The Treasurer Scott Morrison has encouraged Australians to remain “aspirational” as they grow older, but said the risks posed by an ageing population must be carefully managed.
“Aspiration has no age limit,” Mr Morrison said at the Criterion Conference Aged Care Reform After the 2018 Federal Budget.
Aspiration “doesn’t grind to a halt when we turn 65”, he said.
Mr Morrison said older Australians can continue to learn skills, seek new experiences, be independent, and still remain safe. They can be engaged, informed, and empowered.
The government’s More Choices for a Longer Life package aims to help older Australians remain healthy and active into their later years, he said.

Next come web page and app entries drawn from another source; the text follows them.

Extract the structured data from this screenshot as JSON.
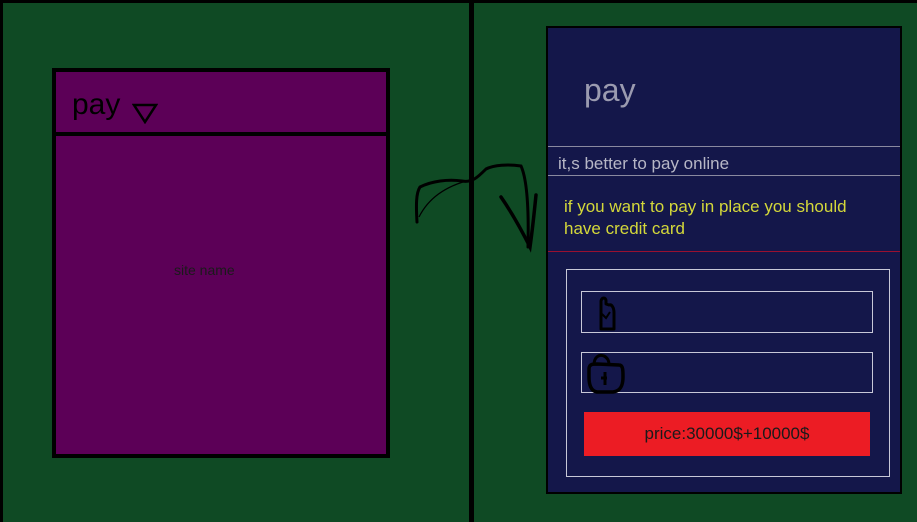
{
  "left_panel": {
    "title": "pay",
    "dropdown_icon": "triangle-down-icon",
    "site_name": "site name"
  },
  "arrow": {
    "icon": "hand-drawn-arrow-icon"
  },
  "right_panel": {
    "title": "pay",
    "subtitle": "it,s better to pay online",
    "info": "if you want to pay in place you should have credit card",
    "user_field": {
      "value": "",
      "icon": "user-icon"
    },
    "password_field": {
      "value": "",
      "icon": "lock-icon"
    },
    "price_button_label": "price:30000$+10000$"
  },
  "colors": {
    "background": "#0f4a24",
    "left_panel": "#5c0057",
    "right_panel": "#14174a",
    "info_text": "#d4d83a",
    "button": "#ec1c24"
  }
}
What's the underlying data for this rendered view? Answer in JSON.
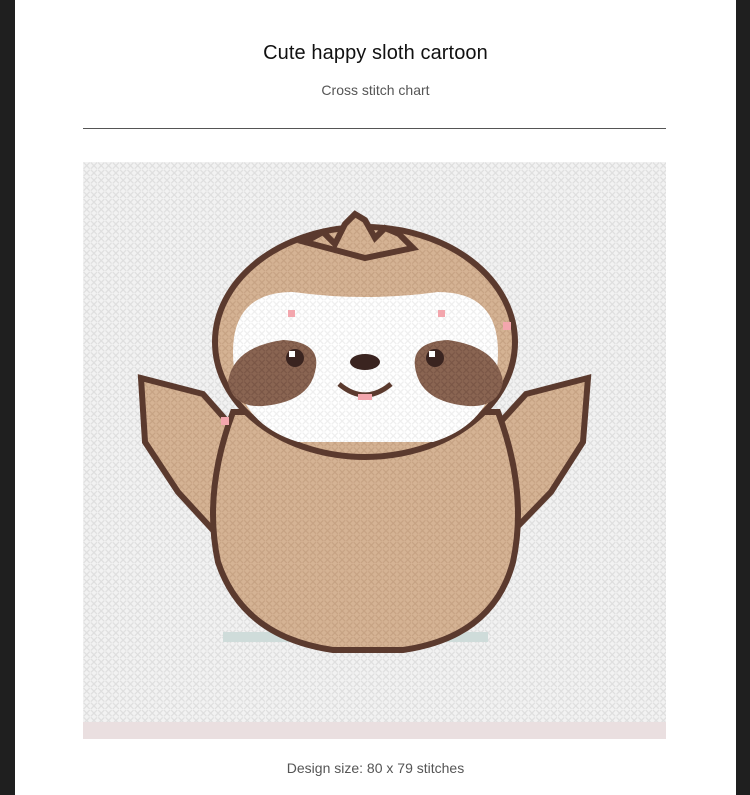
{
  "page": {
    "title": "Cute happy sloth cartoon",
    "subtitle": "Cross stitch chart",
    "design_size": "Design size: 80 x 79 stitches"
  },
  "chart_image": {
    "description": "sloth-cross-stitch-pattern",
    "grid_cols": 80,
    "grid_rows": 79,
    "colors": {
      "fabric": "#f2f2f2",
      "fabric_grid": "#dcdcdc",
      "body": "#d5b394",
      "body_dark": "#c39c7a",
      "outline": "#5b3a2e",
      "eye_patch": "#8a6552",
      "face": "#ffffff",
      "eye": "#3a2420",
      "cheek": "#f3a6ad",
      "shadow": "#cfdcda",
      "border_strip": "#eadfe0"
    }
  }
}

“People are living longer and healthier – it’s good news,” he said.
Australia’s ageing population: Not an “economic curse”
More older Australians than ever are employed in the workforce, Mr Morrison said.
“Australians are choosing to work for longer.”
Australia’s participation rate is now just below 65.7%, slightly below its peak, in large part due to the contribution of older Australians. Our participation rate for older Australians has doubled since the early 2000s. One third of jobs growth in the year to February 2018 was from Australians over the age of 55, Mr Morrison said.
Though Australia’s population is ageing, we are actually younger than our peers, in large part due to our immigration program which is the “envy of other economies,” Mr Morrision said.
Many people tend to refer to an ageing population as an “economic curse”, or a drag on economic growth and productivity, but Mr Morrison said he sees it as an “opportunity”.
But the Treasurer cautioned that economic growth must remain strong in Australia in order for the government to deliver its Aged Care budget package.
“The Budget is a plan for the economy – from that all else flows,” he said. “Unless you have a strong economy, no plans can be relied upon.”
“There are risks – but if prepared, it can be an opportunity,” he said.
Budget helps Australians work for longer
He said the government has made adjustments that mean older people can work for longer, but not jeopardise their pension. He said pensioners can earn $23,000 before losing any of their pension.
The pension loans scheme means older Australians can unlock some of the equity in their home without having their pension compromised.
In the budget, the government allocated $1.6 billion over four years to fund 14,000 additional home care packages.
But the “regulatory framework must meet the challenge”, Mr Morrison said.
Unannounced audits will ensure that safety and quality of care standards are met at all times, not just when being assessed, he said.
Questions from the audience: the real life experience
Questions from the audience revealed the real life impact of the greater number of home care packages.
One questioner said that with more people staying at home for longer, when people do move to residential aged care, they tend to have more acute needs, and are staying for shorter periods, generating higher turnover of residents. This combination is putting pressure on residential aged care facility operations.
A volunteer who manages a dementia support group, who introduced herself as Val, said greater emphasis on home care is also increasing demand for respite care. The shortage of respite care beds available is a problem that needs to be addressed.
The government is focusing on Australia’s elderly population more than ever before. The 2018 Budget contained significant measured to support the elderly, but implementation must be managed carefully.